Posted on June 15, 2015
The last update on Auckland Council’s Economic Development Strategy web page was in late 2013. There’s an encouragement to sign up to the quarterly Chief Economist update’s – but the most recent of these is not included. In a separate section there is page on Growing Our Local Economy. This talks about Draft Economic Action Plans being complete for the Franklin, Orākei, Waitematā and Whau Local Board areas. Final plans were actually adopted a year ago.
Now, poor website content management is a common problem in too many large organisations – but these issues speak to a bigger problem of failing to track and regularly report on key initiatives. How do we know we are making progress if we don’t monitor it. As former New York Mayor, and potential Auckland investor, Michael Bloomberg famously said: “In God we trust, everyone else bring data.”
The 130 paqe Economic Development Strategy was launched with a big fanfare in Manukau in September 2012 following more than a year’s preparation. Two and half years on, if you’re looking for ‘the data’ to see what is working and what needs course correction – you’d be disappointed. The 2014 Auckland Plan update made reference to some of its activity, but not the detailed follow-up that tells us what’s actually happening (although productivity declined, rather than the supposed increase). The Chief Economist’s Quarterly Updates give the macro picture (GDP picked up, but was only just above the rest of NZ average) but this isn’t the report for a strategy follow-through.
Part of the problem is the (former) Chief Planning Officer’s department was restructured last year and the Economic Development Department disbanded with its team distributed to other parts of council. This was meant to indicate the planning work had reduced as we moved to implementation. That’s all well and good – but how do we know if the implementation is going to plan if we don’t publically report on the original plan.
The Mayor returns this week from his, I estimate, ninth Mayoral overseas trip. I’ve looked for any official reporting on the value-add of these visits to Auckland as they, like some central government travel, can be a target for criticism. But there is nothing obvious to find – not even the Mayor’s official trip reports. The only ready reference is from Waterfront Auckland’s Chair Sir Bob Harvey who provided two reports from the Singapore and China trips he accompanied the Mayor on last year.

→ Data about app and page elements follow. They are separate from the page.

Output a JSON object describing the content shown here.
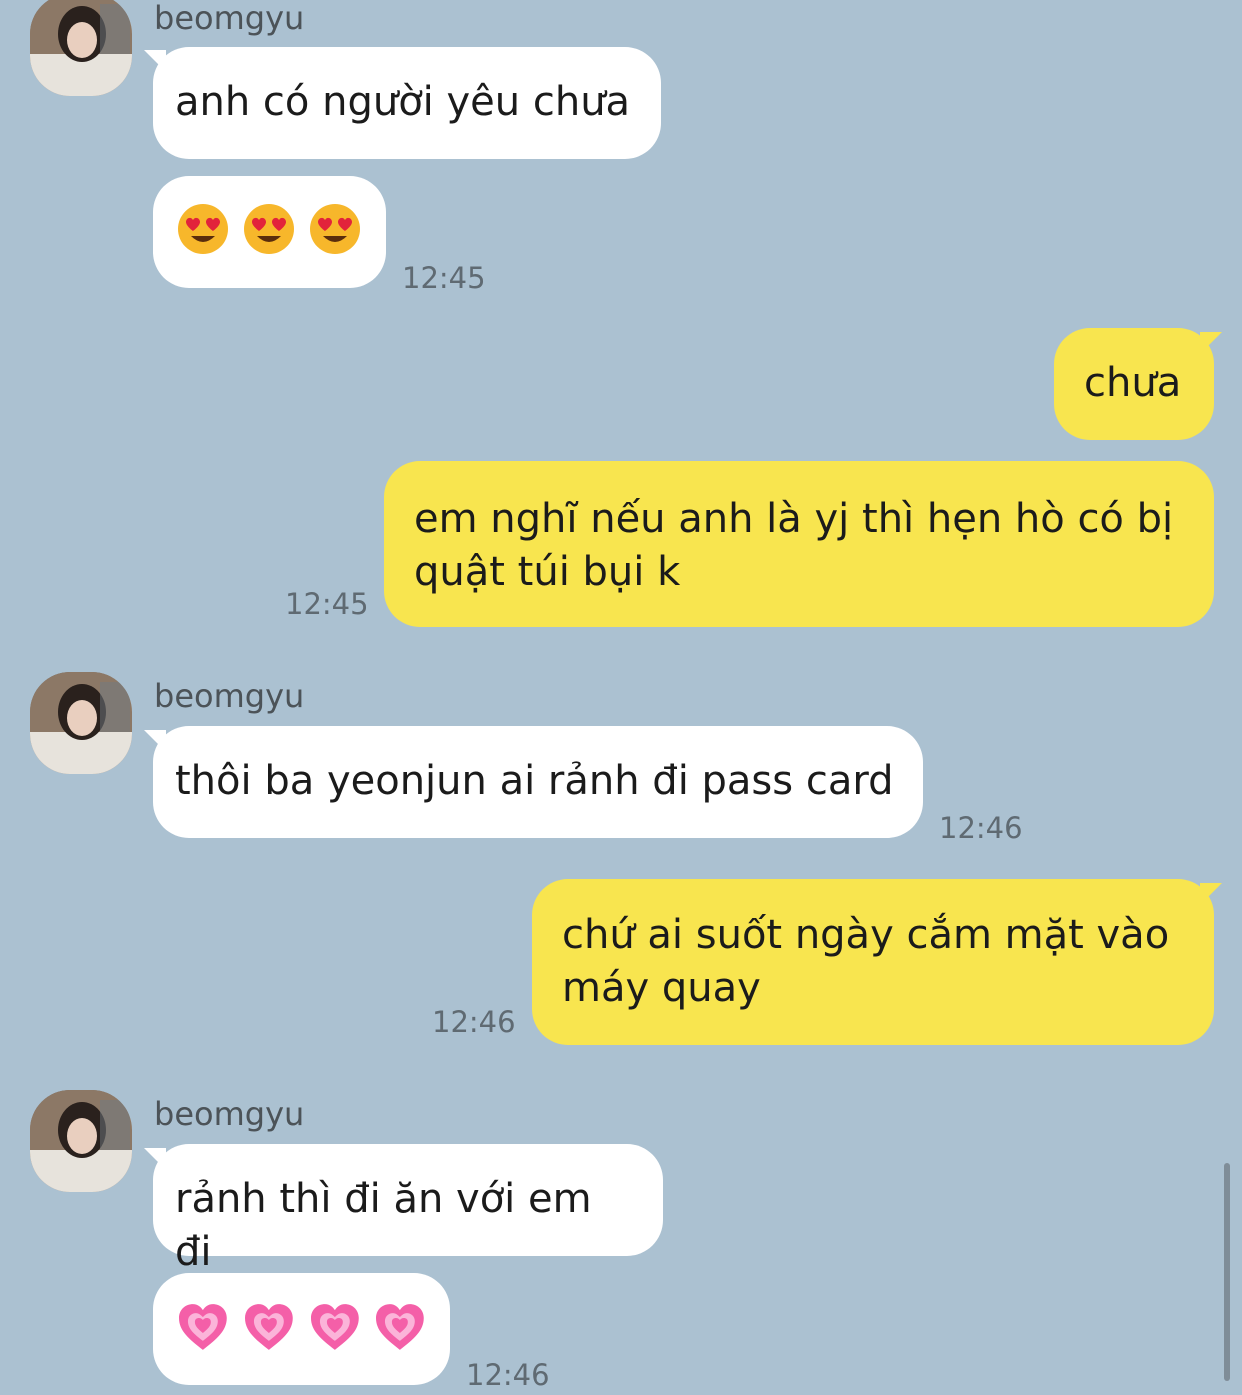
{
  "messages": [
    {
      "sender": "beomgyu",
      "text": "anh có người yêu chưa"
    },
    {
      "emoji": [
        "heart-eyes",
        "heart-eyes",
        "heart-eyes"
      ],
      "time": "12:45"
    },
    {
      "text": "chưa"
    },
    {
      "text_line1": "em nghĩ nếu anh là yj thì hẹn hò có bị",
      "text_line2": "quật túi bụi k",
      "time": "12:45"
    },
    {
      "sender": "beomgyu",
      "text": "thôi ba yeonjun ai rảnh đi pass card",
      "time": "12:46"
    },
    {
      "text_line1": "chứ ai suốt ngày cắm mặt vào",
      "text_line2": "máy quay",
      "time": "12:46"
    },
    {
      "sender": "beomgyu",
      "text": "rảnh thì đi ăn với em đi"
    },
    {
      "emoji": [
        "growing-heart",
        "growing-heart",
        "growing-heart",
        "growing-heart"
      ],
      "time": "12:46"
    }
  ],
  "colors": {
    "background": "#abc1d1",
    "incoming_bubble": "#ffffff",
    "outgoing_bubble": "#f8e54f"
  }
}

Where is the follow-up on what Auckland has achieved for the investment made? Sir Bob’s helpful summaries provide good content that could be used to determine whether the investment opportunities mentioned eventuated. Certainly the private sector businesses who pay their own way on these visits can tell us in 6 months or a year whether these trips are paying dividends for Auckland inc.
Auckland needs a leader who is better grounded in how the economy works, what Auckland’s economic strategy is, and the importance of monitoring it. I wonder if someone in New York or Los Angeles provided that value-add last week.